Bloomberg the Company & Products

Bloomberg Anywhere Login


Connecting decision makers to a dynamic network of information, people and ideas, Bloomberg quickly and accurately delivers business and financial information, news and insight around the world.


Financial Products

Enterprise Products


Customer Support

  • Americas

    +1 212 318 2000

  • Europe, Middle East, & Africa

    +44 20 7330 7500

  • Asia Pacific

    +65 6212 1000


Industry Products

Media Services

Follow Us

Suzlon Seeks to Recast $2.8 Billion Debt to Repay Bondholders

Don't Miss Out —
Follow us on:

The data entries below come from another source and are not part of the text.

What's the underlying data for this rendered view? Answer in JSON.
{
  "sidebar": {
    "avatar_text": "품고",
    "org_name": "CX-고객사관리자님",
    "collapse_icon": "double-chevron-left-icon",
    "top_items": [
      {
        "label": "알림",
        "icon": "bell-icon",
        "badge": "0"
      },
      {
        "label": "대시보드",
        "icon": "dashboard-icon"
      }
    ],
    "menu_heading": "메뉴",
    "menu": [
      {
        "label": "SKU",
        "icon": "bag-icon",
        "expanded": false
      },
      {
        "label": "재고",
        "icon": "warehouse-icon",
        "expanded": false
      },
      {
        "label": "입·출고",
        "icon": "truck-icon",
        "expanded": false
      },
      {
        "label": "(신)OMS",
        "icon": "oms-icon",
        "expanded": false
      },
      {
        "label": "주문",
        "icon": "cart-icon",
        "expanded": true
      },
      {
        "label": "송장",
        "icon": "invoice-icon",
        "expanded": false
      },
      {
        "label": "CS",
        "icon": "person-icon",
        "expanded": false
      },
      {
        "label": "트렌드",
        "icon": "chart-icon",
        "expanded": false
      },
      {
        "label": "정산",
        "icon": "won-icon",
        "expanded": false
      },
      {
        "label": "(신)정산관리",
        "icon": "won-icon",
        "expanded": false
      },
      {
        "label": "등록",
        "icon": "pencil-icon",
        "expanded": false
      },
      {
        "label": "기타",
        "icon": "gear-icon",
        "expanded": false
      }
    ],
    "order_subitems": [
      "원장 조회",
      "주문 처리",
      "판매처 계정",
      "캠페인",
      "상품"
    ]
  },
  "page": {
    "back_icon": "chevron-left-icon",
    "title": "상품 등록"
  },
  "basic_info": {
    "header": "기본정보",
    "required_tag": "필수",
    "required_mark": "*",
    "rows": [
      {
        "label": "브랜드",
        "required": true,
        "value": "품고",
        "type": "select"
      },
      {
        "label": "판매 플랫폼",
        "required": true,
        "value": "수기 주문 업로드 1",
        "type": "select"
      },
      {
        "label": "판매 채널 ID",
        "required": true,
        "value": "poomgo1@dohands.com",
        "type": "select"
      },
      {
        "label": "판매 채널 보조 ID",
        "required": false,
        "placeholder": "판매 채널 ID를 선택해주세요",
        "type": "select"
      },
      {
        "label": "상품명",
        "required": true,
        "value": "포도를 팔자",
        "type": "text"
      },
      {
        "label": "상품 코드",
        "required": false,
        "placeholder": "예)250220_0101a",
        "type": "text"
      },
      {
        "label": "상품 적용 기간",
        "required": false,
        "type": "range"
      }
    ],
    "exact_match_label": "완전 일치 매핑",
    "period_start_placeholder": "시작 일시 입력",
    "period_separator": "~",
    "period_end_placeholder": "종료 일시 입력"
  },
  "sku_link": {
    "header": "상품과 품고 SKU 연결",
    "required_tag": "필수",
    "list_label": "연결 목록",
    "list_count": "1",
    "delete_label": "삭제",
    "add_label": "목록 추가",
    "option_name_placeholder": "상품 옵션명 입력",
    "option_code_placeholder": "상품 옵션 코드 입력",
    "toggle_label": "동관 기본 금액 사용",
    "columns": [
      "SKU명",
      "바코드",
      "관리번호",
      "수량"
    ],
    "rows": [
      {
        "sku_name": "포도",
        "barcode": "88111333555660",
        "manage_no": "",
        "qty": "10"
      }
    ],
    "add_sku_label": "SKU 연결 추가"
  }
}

Oct. 29 (Bloomberg) -- Suzlon Energy Ltd., India’s largest wind turbine maker, submitted a proposal for restructuring about $2.8 billion of debt, offering to repay the money over a decade after defaulting on a bond payment this month.

Suzlon, based in the western Indian city of Pune, put forward a restructuring proposal that will involve a moratorium on term-debt and interest payments for two years, the company said in an e-mailed statement. It suspended guidance for the current fiscal year due to liquidity constraints, volatile market conditions and problems financing its debt.

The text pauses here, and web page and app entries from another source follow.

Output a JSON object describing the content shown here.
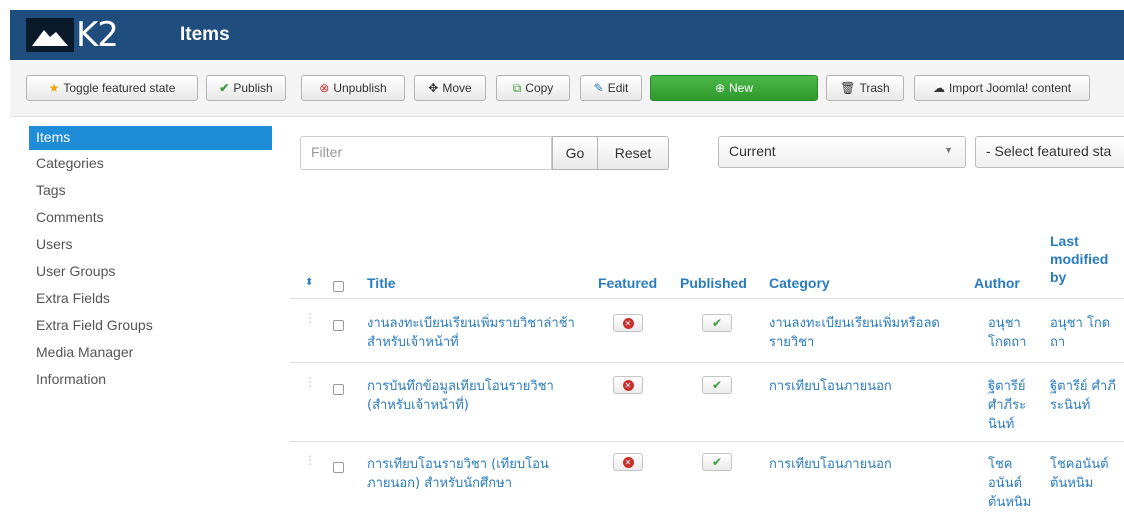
{
  "header": {
    "brand": "K2",
    "title": "Items"
  },
  "toolbar": {
    "toggle_featured": "Toggle featured state",
    "publish": "Publish",
    "unpublish": "Unpublish",
    "move": "Move",
    "copy": "Copy",
    "edit": "Edit",
    "new": "New",
    "trash": "Trash",
    "import": "Import Joomla! content"
  },
  "sidebar": {
    "items": [
      {
        "label": "Items"
      },
      {
        "label": "Categories"
      },
      {
        "label": "Tags"
      },
      {
        "label": "Comments"
      },
      {
        "label": "Users"
      },
      {
        "label": "User Groups"
      },
      {
        "label": "Extra Fields"
      },
      {
        "label": "Extra Field Groups"
      },
      {
        "label": "Media Manager"
      },
      {
        "label": "Information"
      }
    ]
  },
  "filter": {
    "placeholder": "Filter",
    "go": "Go",
    "reset": "Reset",
    "state_select": "Current",
    "featured_select": "- Select featured sta"
  },
  "table": {
    "columns": {
      "title": "Title",
      "featured": "Featured",
      "published": "Published",
      "category": "Category",
      "author": "Author",
      "modified": "Last modified by"
    },
    "rows": [
      {
        "title": "งานลงทะเบียนเรียนเพิ่มรายวิชาล่าช้า สำหรับเจ้าหน้าที่",
        "category": "งานลงทะเบียนเรียนเพิ่มหรือลดรายวิชา",
        "author": "อนุชา โกดถา",
        "modified": "อนุชา โกดถา",
        "featured": false,
        "published": true
      },
      {
        "title": "การบันทึกข้อมูลเทียบโอนรายวิชา (สำหรับเจ้าหน้าที่)",
        "category": "การเทียบโอนภายนอก",
        "author": "ฐิตารีย์ ศำภีระนินท์",
        "modified": "ฐิตารีย์ ศำภีระนินท์",
        "featured": false,
        "published": true
      },
      {
        "title": "การเทียบโอนรายวิชา (เทียบโอนภายนอก) สำหรับนักศึกษา",
        "category": "การเทียบโอนภายนอก",
        "author": "โชคอนันต์ ต้นหนิม",
        "modified": "โชคอนันต์ ต้นหนิม",
        "featured": false,
        "published": true
      }
    ]
  }
}
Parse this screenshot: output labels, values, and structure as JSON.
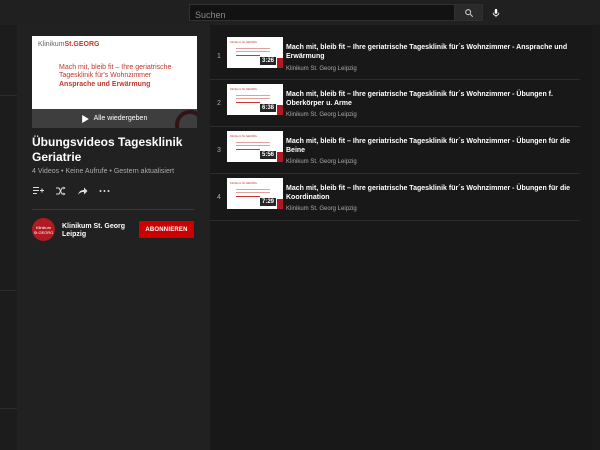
{
  "search": {
    "placeholder": "Suchen"
  },
  "playlist": {
    "thumbnail": {
      "logo_prefix": "Klinikum",
      "logo_brand": "St.GEORG",
      "lines": [
        "Mach mit, bleib fit – Ihre geriatrische",
        "Tagesklinik für's Wohnzimmer"
      ],
      "subtitle": "Ansprache und Erwärmung"
    },
    "play_all_label": "Alle wiedergeben",
    "title": "Übungsvideos Tagesklinik Geriatrie",
    "meta": "4 Videos • Keine Aufrufe • Gestern aktualisiert",
    "channel": {
      "avatar_top": "Klinikum",
      "avatar_bottom": "St.GEORG",
      "name": "Klinikum St. Georg Leipzig"
    },
    "subscribe_label": "ABONNIEREN"
  },
  "videos": [
    {
      "index": "1",
      "duration": "3:26",
      "title": "Mach mit, bleib fit – Ihre geriatrische Tagesklinik für´s Wohnzimmer - Ansprache und Erwärmung",
      "channel": "Klinikum St. Georg Leipzig",
      "thumb_label": "Klinikum St.GEORG"
    },
    {
      "index": "2",
      "duration": "6:38",
      "title": "Mach mit, bleib fit – Ihre geriatrische Tagesklinik für´s Wohnzimmer - Übungen f. Oberkörper u. Arme",
      "channel": "Klinikum St. Georg Leipzig",
      "thumb_label": "Klinikum St.GEORG"
    },
    {
      "index": "3",
      "duration": "5:56",
      "title": "Mach mit, bleib fit – Ihre geriatrische Tagesklinik für´s Wohnzimmer - Übungen für die Beine",
      "channel": "Klinikum St. Georg Leipzig",
      "thumb_label": "Klinikum St.GEORG"
    },
    {
      "index": "4",
      "duration": "7:29",
      "title": "Mach mit, bleib fit – Ihre geriatrische Tagesklinik für´s Wohnzimmer - Übungen für die Koordination",
      "channel": "Klinikum St. Georg Leipzig",
      "thumb_label": "Klinikum St.GEORG"
    }
  ],
  "icons": {
    "search": "search-icon",
    "mic": "mic-icon",
    "play": "play-icon",
    "add_to_queue": "add-to-queue-icon",
    "shuffle": "shuffle-icon",
    "share": "share-icon",
    "more": "more-icon"
  },
  "colors": {
    "accent": "#cc0000",
    "brand_red": "#b21a22",
    "background": "#181818",
    "panel": "#212121"
  }
}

“This is an important step toward stabilizing our business by enhancing liquidity and injecting additional working capital,” Chief Financial Officer Kirti Vagadia said in the statement. “We believe this will help us to safeguard the interests of our key stakeholders.”

Suzlon, which has posted losses for three years, is under pressure to raise cash. Earlier this month, the company defaulted on $209 million of debt, the biggest on convertible bonds by an Indian company. A lack of working capital constrained its ability to complete orders in the quarter that ended June 30, Vagadia said in August after the company reported its second-biggest quarterly loss since at least 2007.

Suzlon shares have declined 59 percent in the past year. It has accumulated $2.8 billion in debt, including $965 million in revolving facilities, from acquisitions made before a global supply glut depressed turbine prices by 23 percent from their peak in 2009, data compiled by Bloomberg show.

To contact the reporter on this story: Andrew MacAskill in New Delhi at

To contact the editor responsible for this story: Peter Hirschberg at

Please upgrade your Browser

Your browser is out-of-date. Please download one of these excellent browsers:

Chrome, Firefox, Safari, Opera or Internet Explorer.